> _TASK_: Copies of all lines containing the string "text" are needed from the data below.

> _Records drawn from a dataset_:
--*--

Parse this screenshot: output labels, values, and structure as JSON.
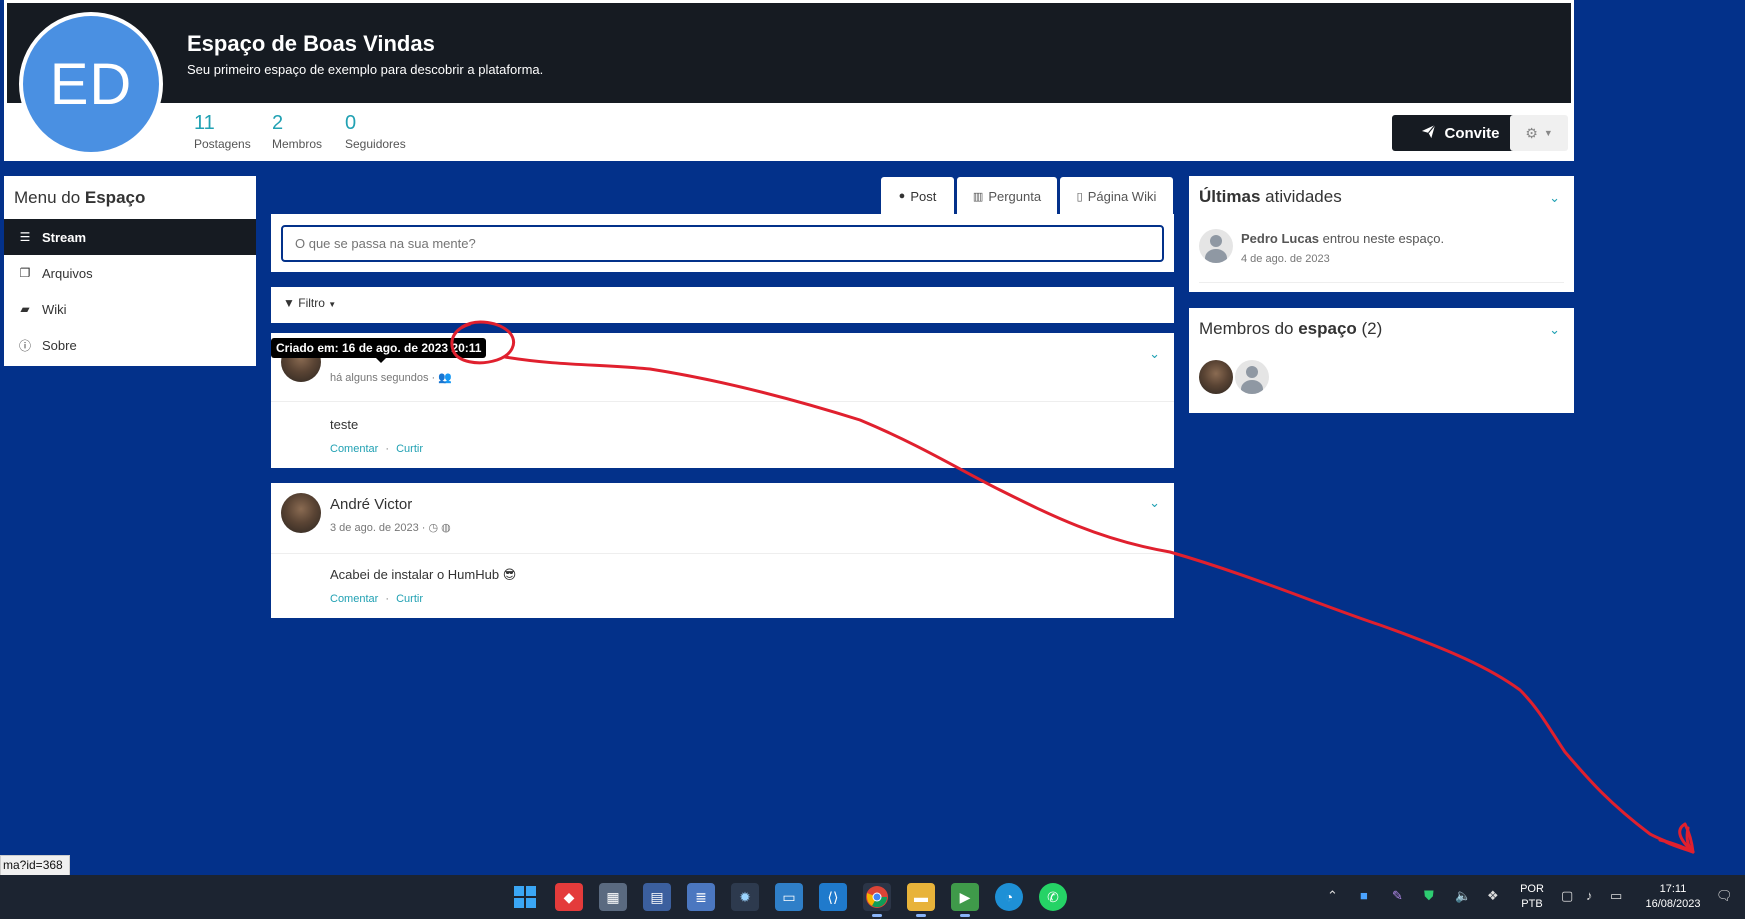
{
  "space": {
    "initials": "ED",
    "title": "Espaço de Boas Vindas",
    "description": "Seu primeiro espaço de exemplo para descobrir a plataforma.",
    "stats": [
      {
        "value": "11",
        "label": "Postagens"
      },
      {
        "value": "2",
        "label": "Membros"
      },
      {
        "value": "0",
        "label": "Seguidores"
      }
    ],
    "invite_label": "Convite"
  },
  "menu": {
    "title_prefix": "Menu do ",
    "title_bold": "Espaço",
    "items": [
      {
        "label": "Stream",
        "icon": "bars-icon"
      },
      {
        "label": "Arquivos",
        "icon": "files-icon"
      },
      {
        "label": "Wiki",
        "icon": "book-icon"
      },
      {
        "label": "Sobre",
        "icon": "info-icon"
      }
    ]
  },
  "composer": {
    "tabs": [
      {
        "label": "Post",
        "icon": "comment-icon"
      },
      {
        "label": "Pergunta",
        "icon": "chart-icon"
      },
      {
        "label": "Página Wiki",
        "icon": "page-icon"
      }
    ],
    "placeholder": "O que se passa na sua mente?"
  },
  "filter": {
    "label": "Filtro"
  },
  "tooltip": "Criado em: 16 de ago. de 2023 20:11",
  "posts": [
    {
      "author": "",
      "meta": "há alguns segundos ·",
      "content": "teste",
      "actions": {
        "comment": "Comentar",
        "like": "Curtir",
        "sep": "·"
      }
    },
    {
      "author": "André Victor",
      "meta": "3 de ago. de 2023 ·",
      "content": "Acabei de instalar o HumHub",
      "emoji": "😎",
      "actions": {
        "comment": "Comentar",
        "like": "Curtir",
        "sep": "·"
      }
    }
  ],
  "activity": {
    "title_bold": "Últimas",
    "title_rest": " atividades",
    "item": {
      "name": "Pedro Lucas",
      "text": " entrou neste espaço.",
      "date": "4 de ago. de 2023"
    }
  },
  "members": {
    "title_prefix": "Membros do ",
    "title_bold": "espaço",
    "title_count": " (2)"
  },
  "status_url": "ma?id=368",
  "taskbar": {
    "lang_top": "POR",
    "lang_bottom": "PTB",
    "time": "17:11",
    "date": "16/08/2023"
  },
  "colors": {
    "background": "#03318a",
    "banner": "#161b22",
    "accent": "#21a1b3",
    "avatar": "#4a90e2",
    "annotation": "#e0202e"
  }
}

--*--

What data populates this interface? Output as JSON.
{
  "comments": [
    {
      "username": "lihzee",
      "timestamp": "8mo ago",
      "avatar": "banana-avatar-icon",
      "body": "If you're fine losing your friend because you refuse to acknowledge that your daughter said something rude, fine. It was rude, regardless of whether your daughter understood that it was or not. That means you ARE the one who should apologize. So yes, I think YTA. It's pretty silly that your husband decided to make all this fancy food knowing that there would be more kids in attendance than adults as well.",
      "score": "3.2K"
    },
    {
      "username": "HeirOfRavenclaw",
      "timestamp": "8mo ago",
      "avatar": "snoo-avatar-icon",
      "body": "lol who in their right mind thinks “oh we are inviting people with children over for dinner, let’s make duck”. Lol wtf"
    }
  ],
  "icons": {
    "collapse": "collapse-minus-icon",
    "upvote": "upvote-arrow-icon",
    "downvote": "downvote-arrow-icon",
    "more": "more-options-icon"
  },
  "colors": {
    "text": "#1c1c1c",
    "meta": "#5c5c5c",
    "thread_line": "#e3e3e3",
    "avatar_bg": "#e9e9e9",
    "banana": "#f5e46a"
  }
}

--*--

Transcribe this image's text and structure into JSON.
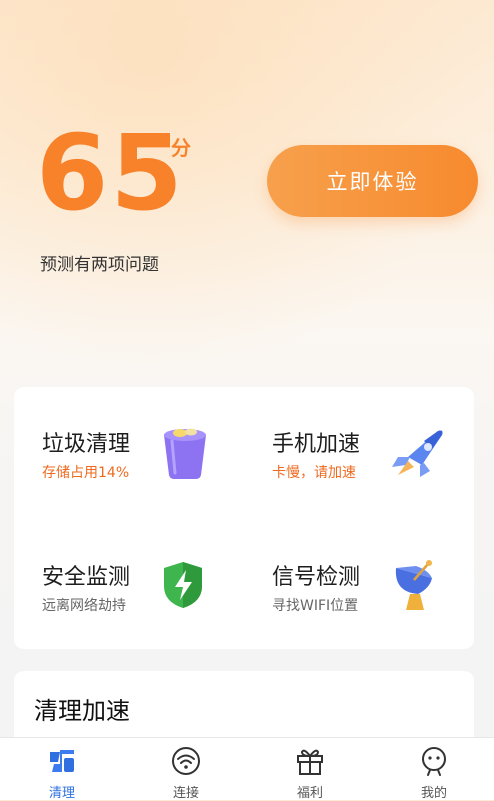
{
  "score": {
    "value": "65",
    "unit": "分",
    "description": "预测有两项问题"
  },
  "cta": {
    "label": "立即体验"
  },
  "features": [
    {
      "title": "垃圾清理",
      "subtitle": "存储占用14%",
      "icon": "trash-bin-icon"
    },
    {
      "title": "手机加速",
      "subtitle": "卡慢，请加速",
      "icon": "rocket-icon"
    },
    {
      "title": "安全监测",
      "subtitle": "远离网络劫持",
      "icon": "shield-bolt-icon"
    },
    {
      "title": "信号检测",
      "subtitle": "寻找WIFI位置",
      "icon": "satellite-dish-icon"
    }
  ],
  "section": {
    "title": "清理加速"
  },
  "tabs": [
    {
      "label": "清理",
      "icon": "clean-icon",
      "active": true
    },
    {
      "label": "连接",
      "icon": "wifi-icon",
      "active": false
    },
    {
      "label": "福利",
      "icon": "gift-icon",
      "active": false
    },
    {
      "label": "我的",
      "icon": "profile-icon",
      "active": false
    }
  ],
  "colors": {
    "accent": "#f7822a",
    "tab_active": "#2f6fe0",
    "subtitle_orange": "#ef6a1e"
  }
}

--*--

> _TASK OUTPUT_:
      "text": " entrou neste espaço.",
    "text": "#1c1c1c",
Transcribe this image's text and structure into JSON.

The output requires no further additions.